  • solid, sealed and stylish casing,
  • excellent image quality in the frame centre across the whole focal range,
  • very good image quality on the edge of the APS-C/DX sensor,
  • good image quality on the edge of full frame,
  • lack of problems connected to longitudinal chromatic aberration,
  • slight lateral chromatic aberration,
  • moderate distortion,
  • properly corrected coma,
  • not bothersome astigmatism,
  • low vignetting on the APS-C/DX sensor,
  • nice out-of-focus areas,
  • silent and accurate autofocus,
  • good cooperation with the 1.4x teleconverter,
  • rich accessory kit (caps, tripod adapter, petal-type hood and a hard case).

Cons:

  • high vignetting on full frame,
  • performance against bright light leaves a bit to be desired, especially at 200 mm and after attaching the teleconverter.

Even though the predecessor, so the Sigma 70–200 mm f/2.8 EX DG APO OS HSM, could compete on equal terms with its brand name rivals, Sigma still found several fields with a room for improvement. The Sigma S 70-200 mm f/2.8 DG OS HSM doesn't perform noticeably better in the frame centre but it certainly prevails on the edge of both the APS-C/DX sensor and full frame. The difference becomes especially distinct after attaching the teleconverter1.4x and at 70 mm, a focal length which, in the case of the predecessor, was simply weak.

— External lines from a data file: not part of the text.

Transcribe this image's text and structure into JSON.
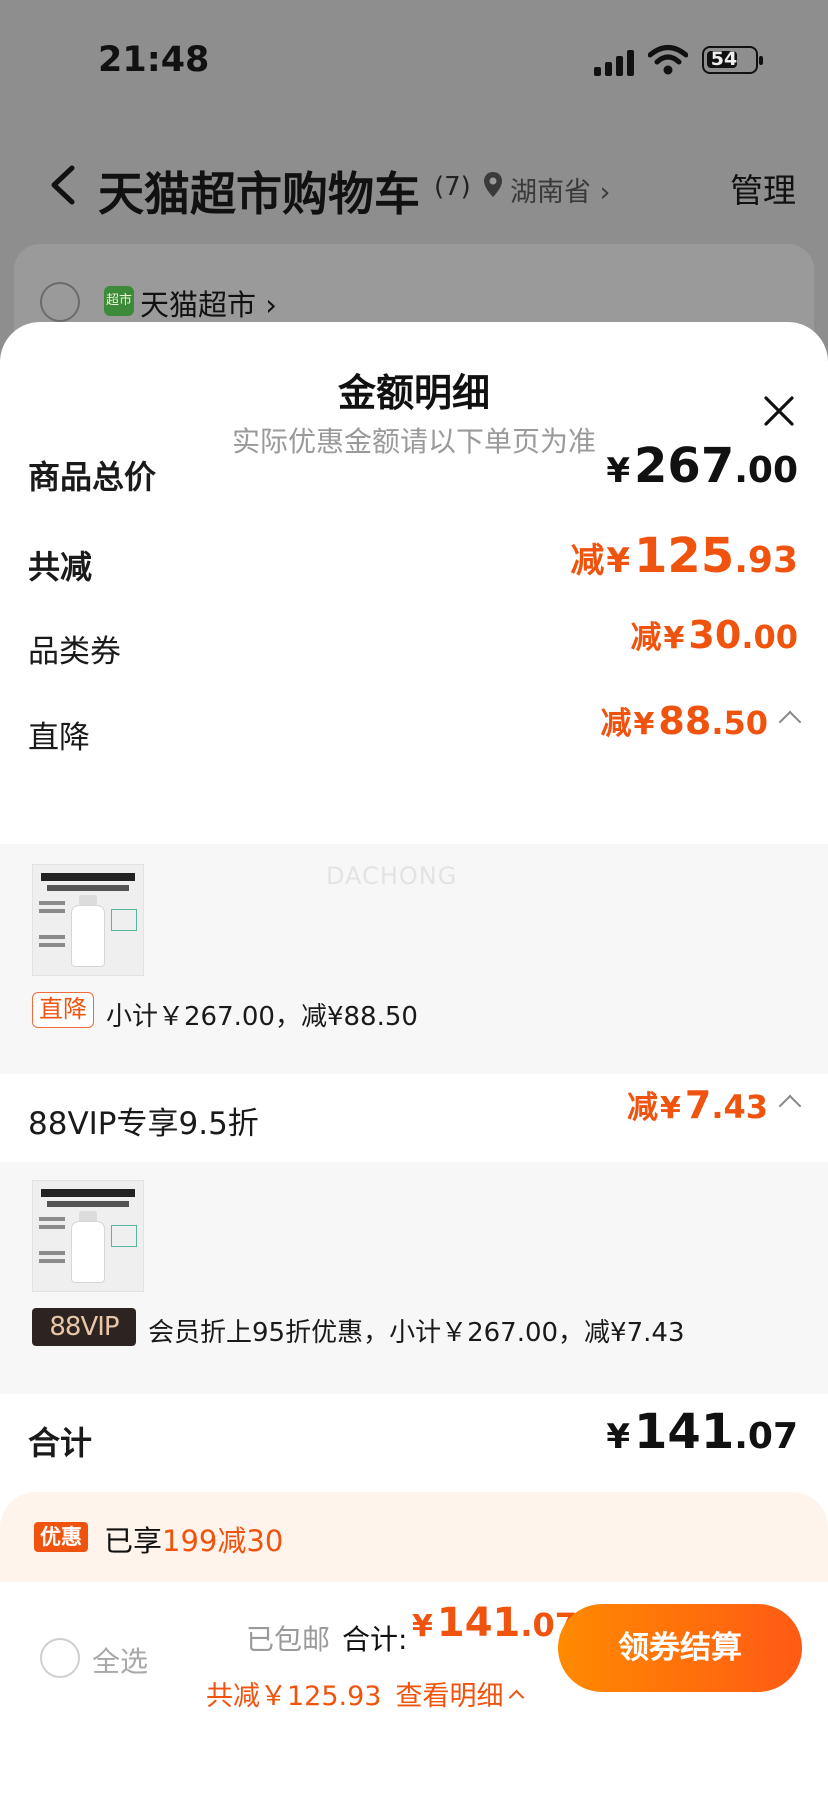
{
  "status_bar": {
    "time": "21:48",
    "battery": "54"
  },
  "nav": {
    "title": "天猫超市购物车",
    "count": "(7)",
    "location": "湖南省",
    "manage": "管理"
  },
  "store": {
    "logo": "超市",
    "name": "天猫超市"
  },
  "sheet": {
    "title": "金额明细",
    "subtitle": "实际优惠金额请以下单页为准",
    "watermark": "DACHONG"
  },
  "rows": {
    "total_price": {
      "label": "商品总价",
      "yen": "¥",
      "int": "267",
      "dec": ".00"
    },
    "total_discount": {
      "label": "共减",
      "prefix": "减",
      "yen": "¥",
      "int": "125",
      "dec": ".93"
    },
    "category_coupon": {
      "label": "品类券",
      "prefix": "减",
      "yen": "¥",
      "int": "30",
      "dec": ".00"
    },
    "direct_drop": {
      "label": "直降",
      "prefix": "减",
      "yen": "¥",
      "int": "88",
      "dec": ".50"
    },
    "vip": {
      "label": "88VIP专享9.5折",
      "prefix": "减",
      "yen": "¥",
      "int": "7",
      "dec": ".43"
    },
    "subtotal": {
      "label": "合计",
      "yen": "¥",
      "int": "141",
      "dec": ".07"
    }
  },
  "direct_drop_detail": {
    "tag": "直降",
    "text": "小计￥267.00，减¥88.50"
  },
  "vip_detail": {
    "tag": "88VIP",
    "text": "会员折上95折优惠，小计￥267.00，减¥7.43"
  },
  "promo": {
    "badge": "优惠",
    "prefix": "已享",
    "highlight": "199减30"
  },
  "checkout": {
    "select_all": "全选",
    "shipping": "已包邮",
    "total_label": "合计:",
    "yen": "¥",
    "int": "141",
    "dec": ".07",
    "saved": "共减￥125.93",
    "view_detail": "查看明细",
    "button": "领券结算"
  },
  "colors": {
    "accent": "#f0530e",
    "button_start": "#ff8a00",
    "button_end": "#ff5a14",
    "vip_tag_bg": "#2d2320"
  }
}
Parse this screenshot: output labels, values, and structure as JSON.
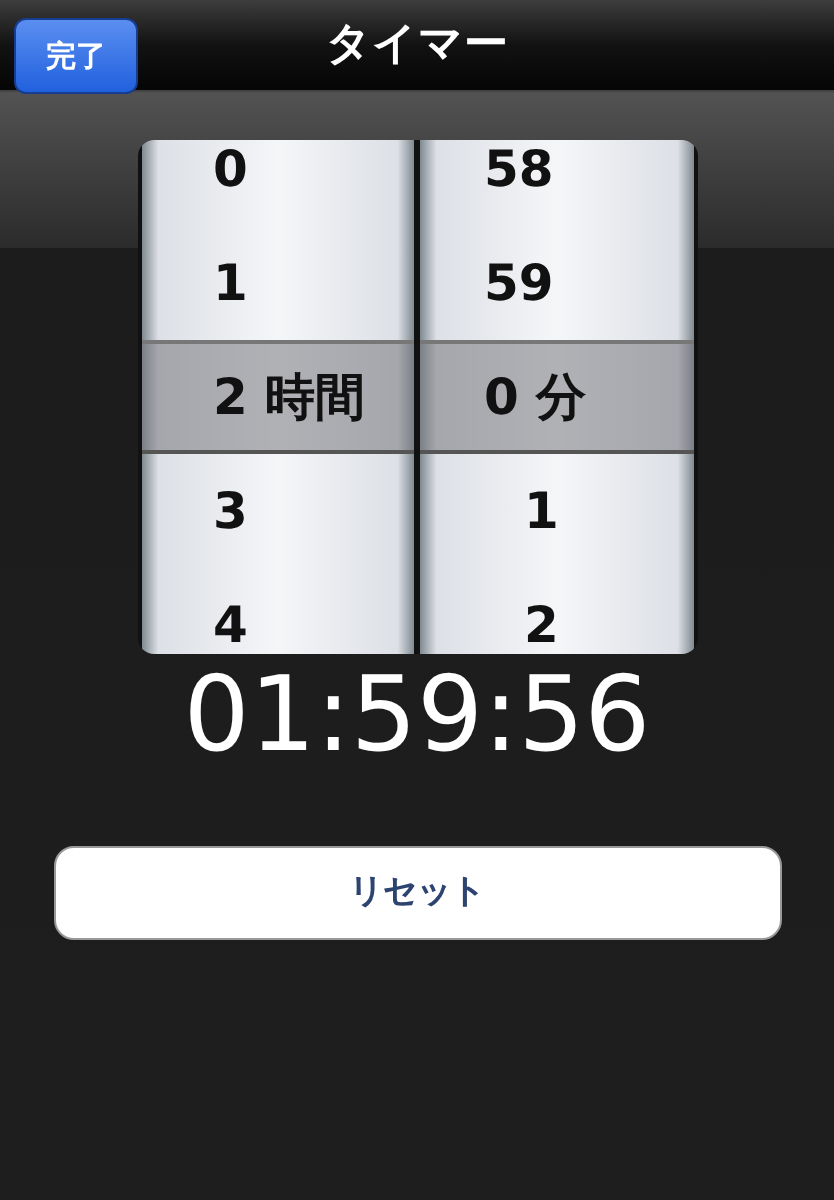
{
  "navbar": {
    "title": "タイマー",
    "done_button": "完了"
  },
  "picker": {
    "columns": [
      {
        "unit": "時間",
        "items": [
          {
            "text": "0",
            "selected": false
          },
          {
            "text": "1",
            "selected": false
          },
          {
            "text": "2",
            "selected": true
          },
          {
            "text": "3",
            "selected": false
          },
          {
            "text": "4",
            "selected": false
          }
        ]
      },
      {
        "unit": "分",
        "items": [
          {
            "text": "58",
            "selected": false
          },
          {
            "text": "59",
            "selected": false
          },
          {
            "text": "0",
            "selected": true
          },
          {
            "text": "1",
            "selected": false
          },
          {
            "text": "2",
            "selected": false
          }
        ]
      }
    ]
  },
  "countdown": "01:59:56",
  "reset_button": "リセット"
}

A very long list of advantages and just two flaws (both of them fairy predictable to be honest) mean that Sigma specialists definitely know how to produce optics of excellent quality. Not only the Art series of primes should be considered the proof but also zooms aimed at professional photographers like the Sigma S 70-200 mm f/2.8 DG OS HSM.